### TASK DATA

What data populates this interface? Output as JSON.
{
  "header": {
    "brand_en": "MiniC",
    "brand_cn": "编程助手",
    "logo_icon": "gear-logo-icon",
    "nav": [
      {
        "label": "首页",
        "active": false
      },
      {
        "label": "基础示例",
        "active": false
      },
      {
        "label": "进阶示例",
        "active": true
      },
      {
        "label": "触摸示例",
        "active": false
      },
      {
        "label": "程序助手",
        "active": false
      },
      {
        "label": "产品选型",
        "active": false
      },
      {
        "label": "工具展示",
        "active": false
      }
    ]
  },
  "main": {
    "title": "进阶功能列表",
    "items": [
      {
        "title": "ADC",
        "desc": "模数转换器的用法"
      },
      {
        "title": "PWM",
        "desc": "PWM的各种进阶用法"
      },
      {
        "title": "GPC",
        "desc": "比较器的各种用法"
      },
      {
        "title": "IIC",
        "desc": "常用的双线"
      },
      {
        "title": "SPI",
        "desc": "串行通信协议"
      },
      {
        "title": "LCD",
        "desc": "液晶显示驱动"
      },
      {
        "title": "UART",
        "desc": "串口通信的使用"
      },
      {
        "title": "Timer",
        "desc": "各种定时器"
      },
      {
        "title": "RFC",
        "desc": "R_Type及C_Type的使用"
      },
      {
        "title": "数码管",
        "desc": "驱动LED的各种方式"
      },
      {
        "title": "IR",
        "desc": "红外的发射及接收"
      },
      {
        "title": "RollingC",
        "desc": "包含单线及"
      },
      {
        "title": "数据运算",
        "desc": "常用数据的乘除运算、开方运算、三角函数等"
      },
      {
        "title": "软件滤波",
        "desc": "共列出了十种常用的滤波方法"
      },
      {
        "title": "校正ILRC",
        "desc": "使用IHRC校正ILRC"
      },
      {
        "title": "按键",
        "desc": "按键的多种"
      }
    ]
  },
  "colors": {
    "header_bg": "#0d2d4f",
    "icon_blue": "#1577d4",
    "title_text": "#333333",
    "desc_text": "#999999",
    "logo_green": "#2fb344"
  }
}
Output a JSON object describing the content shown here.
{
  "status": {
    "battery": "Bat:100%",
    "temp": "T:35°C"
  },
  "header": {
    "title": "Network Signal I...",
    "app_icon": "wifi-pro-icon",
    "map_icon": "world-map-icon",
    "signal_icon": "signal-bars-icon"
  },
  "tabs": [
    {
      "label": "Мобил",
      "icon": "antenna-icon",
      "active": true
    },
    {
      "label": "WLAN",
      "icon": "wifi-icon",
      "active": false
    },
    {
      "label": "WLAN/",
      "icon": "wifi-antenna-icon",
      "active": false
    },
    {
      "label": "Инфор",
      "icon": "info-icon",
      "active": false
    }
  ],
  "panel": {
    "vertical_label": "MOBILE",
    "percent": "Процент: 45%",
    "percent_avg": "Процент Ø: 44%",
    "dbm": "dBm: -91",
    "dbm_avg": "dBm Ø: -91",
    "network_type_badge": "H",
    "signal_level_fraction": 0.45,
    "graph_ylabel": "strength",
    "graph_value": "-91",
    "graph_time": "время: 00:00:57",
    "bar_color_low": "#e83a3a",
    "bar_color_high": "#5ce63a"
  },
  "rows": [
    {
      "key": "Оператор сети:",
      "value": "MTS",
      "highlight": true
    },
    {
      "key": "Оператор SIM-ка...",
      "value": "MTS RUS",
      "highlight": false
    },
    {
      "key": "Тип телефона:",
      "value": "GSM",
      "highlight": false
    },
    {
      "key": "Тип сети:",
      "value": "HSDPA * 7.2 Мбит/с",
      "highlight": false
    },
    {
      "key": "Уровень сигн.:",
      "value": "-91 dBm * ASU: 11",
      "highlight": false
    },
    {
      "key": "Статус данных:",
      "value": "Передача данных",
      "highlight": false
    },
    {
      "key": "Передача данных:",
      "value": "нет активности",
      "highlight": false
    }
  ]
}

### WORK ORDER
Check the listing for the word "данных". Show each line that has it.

### OUTPUT
      "key": "Статус данных:",
      "value": "Передача данных",
      "key": "Передача данных:",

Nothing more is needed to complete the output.